DRESSED in a red top, fuchsia pleated skirt and fluffy boa worn on the shoulder, fashion blogger Beatrice Balaj poses for pictures in her front row seat at a New York catwalk show.
She is among a number of bloggers who use the internet and social media to cover the biannual womenswear events in New York, London, Milan and Paris, as well as everyday fashion, and whose power to set trends has grown to rival that of traditional glossy magazines.
“We basically show people our lives on-camera and off-camera, and people are interested in that and want to know more,” said Balaj, whose Instagram feed carries images from a number of fashion week shows. “We’re very influential because people fall in love with our personalities rather than what we do.”
Reaching consumers via the web or social media platforms, Balaj and other bloggers post snaps of their outfits and images from the shows and may collaborate with brands that sometimes dress them. “(Bloggers) belong to a fashion system that ... has been literally reshaped,” said Tommaso Aquilano, creative director at Italian fashion brand Fay. “Influencers and bloggers at the end of the day are the mirror of what people are in everyday lives.”
But relations with the established fashion media can be frosty. Last year, fashion bible Vogue criticized bloggers in an online post about Milan Fashion Week, with one writer accusing them of “heralding the death of style” by changing into “head-to-toe, paid-to-wear outfits every hour.”

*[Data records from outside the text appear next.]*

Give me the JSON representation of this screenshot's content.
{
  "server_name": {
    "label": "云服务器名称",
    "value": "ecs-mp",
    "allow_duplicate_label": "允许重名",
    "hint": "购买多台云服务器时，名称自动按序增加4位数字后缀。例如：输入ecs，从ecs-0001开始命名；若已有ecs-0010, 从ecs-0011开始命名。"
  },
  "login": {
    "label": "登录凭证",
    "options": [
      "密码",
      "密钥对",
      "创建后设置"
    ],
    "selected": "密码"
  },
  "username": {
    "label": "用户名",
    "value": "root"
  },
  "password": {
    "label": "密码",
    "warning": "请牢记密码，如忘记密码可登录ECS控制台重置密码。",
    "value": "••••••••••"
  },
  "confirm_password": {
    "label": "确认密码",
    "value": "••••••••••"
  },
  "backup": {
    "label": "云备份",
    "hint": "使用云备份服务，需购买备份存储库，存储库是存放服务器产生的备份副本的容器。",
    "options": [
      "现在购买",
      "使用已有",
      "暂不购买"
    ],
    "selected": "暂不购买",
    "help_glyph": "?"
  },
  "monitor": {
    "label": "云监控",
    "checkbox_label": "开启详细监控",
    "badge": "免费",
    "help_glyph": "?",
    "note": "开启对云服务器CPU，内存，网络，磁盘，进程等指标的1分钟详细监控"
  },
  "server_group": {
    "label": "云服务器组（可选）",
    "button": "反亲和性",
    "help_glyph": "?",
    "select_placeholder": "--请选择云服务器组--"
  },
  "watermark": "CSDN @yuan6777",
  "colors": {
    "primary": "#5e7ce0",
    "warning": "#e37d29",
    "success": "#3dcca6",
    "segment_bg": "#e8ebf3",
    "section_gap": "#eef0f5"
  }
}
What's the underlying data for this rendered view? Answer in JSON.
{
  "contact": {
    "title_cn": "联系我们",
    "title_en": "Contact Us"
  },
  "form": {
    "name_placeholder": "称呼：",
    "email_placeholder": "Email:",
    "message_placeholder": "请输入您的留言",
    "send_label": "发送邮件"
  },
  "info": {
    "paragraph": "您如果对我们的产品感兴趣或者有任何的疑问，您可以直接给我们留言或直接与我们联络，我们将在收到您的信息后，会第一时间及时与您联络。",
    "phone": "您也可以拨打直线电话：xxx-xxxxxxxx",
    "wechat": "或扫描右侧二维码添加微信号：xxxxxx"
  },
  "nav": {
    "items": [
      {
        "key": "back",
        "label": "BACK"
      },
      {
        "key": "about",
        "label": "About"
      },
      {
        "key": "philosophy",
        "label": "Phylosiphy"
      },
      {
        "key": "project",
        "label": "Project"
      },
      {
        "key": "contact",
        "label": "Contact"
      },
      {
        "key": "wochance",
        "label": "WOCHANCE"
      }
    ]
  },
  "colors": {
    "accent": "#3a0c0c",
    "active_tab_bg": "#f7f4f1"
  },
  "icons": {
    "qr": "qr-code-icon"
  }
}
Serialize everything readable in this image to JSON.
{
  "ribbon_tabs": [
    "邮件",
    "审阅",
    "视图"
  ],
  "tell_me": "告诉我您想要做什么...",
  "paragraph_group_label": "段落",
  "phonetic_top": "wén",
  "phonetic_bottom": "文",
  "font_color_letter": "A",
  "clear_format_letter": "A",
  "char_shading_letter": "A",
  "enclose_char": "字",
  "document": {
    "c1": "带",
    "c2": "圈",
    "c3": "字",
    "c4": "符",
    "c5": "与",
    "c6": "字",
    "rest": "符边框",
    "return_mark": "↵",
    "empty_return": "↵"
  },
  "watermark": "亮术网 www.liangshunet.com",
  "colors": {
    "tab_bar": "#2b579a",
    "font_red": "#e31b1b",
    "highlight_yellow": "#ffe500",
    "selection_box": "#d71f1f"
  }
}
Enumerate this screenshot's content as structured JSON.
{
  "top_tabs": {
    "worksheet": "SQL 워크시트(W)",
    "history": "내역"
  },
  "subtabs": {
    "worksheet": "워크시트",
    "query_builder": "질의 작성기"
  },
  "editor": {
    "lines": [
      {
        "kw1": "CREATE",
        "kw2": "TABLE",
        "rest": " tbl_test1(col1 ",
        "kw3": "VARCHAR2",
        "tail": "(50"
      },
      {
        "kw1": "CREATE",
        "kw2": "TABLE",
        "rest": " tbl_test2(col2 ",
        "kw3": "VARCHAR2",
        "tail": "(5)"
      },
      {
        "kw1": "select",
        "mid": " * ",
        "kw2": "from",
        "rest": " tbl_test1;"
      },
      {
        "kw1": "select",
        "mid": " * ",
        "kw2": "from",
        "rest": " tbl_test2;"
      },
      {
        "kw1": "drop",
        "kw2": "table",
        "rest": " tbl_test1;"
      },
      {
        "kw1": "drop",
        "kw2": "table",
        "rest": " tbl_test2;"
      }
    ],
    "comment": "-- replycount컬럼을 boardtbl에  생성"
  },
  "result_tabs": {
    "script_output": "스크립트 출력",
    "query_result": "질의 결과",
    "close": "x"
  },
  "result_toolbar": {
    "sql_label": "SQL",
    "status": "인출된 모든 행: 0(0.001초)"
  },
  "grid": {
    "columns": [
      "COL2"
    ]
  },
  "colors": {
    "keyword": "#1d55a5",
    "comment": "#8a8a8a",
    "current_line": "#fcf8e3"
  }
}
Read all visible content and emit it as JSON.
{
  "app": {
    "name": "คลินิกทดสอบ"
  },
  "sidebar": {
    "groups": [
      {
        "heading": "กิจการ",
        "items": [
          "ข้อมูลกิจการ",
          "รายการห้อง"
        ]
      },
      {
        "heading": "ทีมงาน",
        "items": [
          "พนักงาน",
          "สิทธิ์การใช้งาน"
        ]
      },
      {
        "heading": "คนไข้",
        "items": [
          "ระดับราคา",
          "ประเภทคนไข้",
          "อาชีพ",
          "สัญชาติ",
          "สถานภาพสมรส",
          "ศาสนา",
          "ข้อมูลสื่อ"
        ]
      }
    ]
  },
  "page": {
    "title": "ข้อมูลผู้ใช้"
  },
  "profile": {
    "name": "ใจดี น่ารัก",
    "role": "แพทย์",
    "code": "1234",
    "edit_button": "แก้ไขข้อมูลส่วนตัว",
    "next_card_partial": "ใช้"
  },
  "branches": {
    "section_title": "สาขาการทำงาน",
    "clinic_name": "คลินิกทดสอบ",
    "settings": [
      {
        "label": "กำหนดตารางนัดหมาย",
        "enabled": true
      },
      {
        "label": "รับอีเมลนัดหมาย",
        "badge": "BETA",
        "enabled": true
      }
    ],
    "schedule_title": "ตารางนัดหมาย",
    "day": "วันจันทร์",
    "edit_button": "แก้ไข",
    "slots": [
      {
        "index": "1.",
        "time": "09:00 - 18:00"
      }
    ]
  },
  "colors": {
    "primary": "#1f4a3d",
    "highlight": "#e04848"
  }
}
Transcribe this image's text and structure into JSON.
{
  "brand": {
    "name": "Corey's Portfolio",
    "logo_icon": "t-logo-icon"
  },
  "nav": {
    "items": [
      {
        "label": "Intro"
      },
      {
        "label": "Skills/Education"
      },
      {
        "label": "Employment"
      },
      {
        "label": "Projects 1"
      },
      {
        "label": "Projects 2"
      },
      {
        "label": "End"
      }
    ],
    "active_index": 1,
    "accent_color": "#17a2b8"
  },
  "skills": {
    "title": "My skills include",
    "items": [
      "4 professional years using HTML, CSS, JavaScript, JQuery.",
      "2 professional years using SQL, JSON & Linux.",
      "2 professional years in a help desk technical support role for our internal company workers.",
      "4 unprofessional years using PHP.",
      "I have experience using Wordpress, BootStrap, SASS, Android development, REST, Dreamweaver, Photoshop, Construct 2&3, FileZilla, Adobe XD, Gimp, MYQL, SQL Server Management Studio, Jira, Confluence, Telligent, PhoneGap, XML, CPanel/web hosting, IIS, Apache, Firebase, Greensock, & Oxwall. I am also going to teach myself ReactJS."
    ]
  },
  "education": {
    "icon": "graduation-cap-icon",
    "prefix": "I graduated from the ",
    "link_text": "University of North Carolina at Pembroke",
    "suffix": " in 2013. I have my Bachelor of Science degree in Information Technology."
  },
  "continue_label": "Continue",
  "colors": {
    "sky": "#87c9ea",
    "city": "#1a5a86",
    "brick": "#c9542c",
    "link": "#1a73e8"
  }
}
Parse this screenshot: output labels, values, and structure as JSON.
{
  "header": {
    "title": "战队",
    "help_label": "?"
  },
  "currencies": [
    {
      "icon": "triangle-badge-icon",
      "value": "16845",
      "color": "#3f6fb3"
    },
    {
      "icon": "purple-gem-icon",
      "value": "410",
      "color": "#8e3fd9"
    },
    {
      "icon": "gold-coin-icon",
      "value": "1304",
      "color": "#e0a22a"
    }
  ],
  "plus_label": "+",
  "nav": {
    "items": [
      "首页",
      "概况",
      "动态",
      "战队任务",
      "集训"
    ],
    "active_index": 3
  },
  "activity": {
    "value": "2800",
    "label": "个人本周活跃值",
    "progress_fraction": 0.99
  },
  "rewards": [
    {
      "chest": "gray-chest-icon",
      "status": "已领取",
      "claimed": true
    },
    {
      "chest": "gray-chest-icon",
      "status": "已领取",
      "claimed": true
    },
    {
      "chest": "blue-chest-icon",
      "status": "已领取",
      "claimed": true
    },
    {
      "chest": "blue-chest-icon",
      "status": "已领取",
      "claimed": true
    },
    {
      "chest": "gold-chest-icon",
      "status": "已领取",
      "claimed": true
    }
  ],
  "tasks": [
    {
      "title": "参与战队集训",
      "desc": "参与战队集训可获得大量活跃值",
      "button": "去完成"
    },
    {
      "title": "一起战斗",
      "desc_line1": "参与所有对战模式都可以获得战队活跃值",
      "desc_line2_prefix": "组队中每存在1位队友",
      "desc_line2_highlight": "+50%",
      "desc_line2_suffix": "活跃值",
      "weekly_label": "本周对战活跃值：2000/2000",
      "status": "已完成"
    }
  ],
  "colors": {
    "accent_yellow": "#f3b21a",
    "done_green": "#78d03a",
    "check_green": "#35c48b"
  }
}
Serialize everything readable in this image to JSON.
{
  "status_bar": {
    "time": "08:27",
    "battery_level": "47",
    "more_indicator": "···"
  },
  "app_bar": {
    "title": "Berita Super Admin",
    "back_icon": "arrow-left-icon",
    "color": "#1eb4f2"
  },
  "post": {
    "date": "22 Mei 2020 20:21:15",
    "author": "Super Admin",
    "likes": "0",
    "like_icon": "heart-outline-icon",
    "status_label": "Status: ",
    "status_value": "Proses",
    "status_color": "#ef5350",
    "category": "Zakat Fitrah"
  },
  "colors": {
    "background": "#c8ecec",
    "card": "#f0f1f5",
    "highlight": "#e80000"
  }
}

The bloggers said that was hypocritical, as magazines borrow designer clothes for shoots and dedicate large spaces to brand advertising.